(DATA RECORDS Opens)

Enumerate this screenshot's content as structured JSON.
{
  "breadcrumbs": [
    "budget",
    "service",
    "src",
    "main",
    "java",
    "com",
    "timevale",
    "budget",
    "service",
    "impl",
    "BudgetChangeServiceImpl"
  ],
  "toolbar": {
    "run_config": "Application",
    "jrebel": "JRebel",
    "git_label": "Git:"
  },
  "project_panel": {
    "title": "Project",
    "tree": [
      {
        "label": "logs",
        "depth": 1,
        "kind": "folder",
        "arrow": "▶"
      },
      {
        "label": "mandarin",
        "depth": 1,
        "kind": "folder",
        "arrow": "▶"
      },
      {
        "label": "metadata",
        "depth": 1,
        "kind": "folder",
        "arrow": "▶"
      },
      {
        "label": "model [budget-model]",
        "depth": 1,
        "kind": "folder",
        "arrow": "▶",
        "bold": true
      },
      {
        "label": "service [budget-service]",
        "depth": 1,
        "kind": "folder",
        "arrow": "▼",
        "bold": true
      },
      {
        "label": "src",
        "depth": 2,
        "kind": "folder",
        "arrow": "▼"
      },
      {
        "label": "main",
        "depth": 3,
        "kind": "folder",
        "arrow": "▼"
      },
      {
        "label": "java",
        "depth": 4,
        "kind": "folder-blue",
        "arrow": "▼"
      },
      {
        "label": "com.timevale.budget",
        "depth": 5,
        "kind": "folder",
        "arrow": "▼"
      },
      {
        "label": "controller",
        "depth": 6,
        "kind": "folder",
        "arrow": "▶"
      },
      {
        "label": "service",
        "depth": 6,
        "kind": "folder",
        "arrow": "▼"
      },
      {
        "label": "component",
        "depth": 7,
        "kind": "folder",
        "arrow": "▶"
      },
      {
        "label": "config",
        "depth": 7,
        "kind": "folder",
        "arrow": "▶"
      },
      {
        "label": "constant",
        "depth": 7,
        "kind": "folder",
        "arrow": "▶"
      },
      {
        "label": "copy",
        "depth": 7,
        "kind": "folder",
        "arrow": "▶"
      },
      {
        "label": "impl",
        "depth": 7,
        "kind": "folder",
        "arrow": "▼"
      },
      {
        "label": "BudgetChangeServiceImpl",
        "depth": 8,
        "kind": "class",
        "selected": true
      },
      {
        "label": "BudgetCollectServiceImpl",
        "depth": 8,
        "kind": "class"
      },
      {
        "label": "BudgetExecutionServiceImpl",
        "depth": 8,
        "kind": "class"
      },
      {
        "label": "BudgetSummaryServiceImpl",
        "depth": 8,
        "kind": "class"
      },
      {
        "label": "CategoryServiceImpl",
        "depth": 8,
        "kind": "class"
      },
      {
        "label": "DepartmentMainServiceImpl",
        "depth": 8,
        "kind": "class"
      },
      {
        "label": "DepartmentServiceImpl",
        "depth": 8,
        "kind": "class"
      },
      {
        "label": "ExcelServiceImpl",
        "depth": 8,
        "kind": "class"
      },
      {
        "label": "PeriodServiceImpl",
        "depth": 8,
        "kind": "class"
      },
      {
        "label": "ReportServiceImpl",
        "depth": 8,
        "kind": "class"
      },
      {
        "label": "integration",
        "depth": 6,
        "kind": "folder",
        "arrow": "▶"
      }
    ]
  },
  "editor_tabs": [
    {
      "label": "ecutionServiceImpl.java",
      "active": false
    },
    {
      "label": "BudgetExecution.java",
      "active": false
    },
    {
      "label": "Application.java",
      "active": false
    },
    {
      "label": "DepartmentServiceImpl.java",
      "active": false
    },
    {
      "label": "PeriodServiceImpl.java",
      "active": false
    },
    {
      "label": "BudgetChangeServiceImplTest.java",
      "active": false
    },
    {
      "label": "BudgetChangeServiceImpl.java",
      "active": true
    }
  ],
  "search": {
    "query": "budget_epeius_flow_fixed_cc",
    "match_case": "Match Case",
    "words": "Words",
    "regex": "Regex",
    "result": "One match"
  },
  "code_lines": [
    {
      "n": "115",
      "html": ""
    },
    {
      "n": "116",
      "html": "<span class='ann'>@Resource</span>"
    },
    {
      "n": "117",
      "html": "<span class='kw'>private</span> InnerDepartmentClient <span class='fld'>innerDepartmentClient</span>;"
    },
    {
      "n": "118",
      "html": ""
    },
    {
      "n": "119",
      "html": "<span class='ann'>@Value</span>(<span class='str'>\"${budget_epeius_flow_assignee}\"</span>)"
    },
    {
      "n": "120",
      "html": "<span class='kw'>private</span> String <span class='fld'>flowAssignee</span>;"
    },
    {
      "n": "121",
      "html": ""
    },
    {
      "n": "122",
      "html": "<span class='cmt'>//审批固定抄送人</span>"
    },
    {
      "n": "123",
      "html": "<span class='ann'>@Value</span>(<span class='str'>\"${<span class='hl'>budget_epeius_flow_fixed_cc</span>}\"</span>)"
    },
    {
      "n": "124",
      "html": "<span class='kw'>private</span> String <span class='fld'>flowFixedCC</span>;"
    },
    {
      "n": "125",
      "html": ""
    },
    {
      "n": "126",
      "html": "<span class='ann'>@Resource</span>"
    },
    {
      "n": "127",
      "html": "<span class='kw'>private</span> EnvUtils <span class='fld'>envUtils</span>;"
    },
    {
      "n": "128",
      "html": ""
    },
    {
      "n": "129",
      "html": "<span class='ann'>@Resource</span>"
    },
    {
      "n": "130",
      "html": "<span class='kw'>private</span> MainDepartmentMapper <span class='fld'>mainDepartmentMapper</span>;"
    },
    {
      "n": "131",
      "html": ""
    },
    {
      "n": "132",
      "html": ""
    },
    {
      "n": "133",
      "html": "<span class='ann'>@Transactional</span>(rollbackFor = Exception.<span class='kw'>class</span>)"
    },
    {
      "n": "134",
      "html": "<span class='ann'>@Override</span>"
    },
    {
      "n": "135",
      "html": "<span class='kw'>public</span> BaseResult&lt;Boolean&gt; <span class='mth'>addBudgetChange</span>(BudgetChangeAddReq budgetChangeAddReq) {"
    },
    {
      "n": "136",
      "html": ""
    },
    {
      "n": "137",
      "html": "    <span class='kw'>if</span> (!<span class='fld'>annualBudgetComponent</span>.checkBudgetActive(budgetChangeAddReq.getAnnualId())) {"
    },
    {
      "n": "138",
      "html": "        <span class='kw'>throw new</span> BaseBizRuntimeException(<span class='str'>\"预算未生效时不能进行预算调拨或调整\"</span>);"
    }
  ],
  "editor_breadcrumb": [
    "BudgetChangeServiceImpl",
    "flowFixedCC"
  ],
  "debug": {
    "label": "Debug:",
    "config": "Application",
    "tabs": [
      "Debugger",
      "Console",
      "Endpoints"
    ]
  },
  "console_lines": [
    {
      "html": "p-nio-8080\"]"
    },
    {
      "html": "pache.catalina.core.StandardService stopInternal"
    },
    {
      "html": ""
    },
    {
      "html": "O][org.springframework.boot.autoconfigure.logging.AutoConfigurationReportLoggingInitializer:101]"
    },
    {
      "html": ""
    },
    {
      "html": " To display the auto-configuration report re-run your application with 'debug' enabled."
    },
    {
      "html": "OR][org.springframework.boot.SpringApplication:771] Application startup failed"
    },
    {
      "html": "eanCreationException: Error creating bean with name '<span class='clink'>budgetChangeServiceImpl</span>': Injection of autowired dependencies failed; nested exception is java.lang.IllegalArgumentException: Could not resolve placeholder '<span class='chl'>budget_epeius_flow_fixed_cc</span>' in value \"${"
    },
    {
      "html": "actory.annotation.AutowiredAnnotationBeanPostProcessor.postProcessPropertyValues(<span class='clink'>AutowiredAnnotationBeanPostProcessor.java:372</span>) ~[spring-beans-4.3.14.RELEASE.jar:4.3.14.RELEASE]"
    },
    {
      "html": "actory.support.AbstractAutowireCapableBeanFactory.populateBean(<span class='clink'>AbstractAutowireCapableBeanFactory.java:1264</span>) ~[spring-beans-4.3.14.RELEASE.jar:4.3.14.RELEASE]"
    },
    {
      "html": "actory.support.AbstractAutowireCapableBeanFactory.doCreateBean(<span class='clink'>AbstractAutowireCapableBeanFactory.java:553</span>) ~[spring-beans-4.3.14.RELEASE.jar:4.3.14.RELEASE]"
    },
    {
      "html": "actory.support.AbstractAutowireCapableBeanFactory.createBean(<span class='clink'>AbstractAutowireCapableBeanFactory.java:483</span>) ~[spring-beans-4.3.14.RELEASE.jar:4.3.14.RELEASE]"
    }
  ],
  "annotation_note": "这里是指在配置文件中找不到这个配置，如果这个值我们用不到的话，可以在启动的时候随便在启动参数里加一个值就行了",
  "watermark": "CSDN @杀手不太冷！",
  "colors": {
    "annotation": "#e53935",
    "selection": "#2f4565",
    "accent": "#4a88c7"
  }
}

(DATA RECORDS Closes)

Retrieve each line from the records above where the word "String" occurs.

__COMPLETED TASK__.
      "html": "<span class='kw'>private</span> String <span class='fld'>flowAssignee</span>;"
      "html": "<span class='kw'>private</span> String <span class='fld'>flowFixedCC</span>;"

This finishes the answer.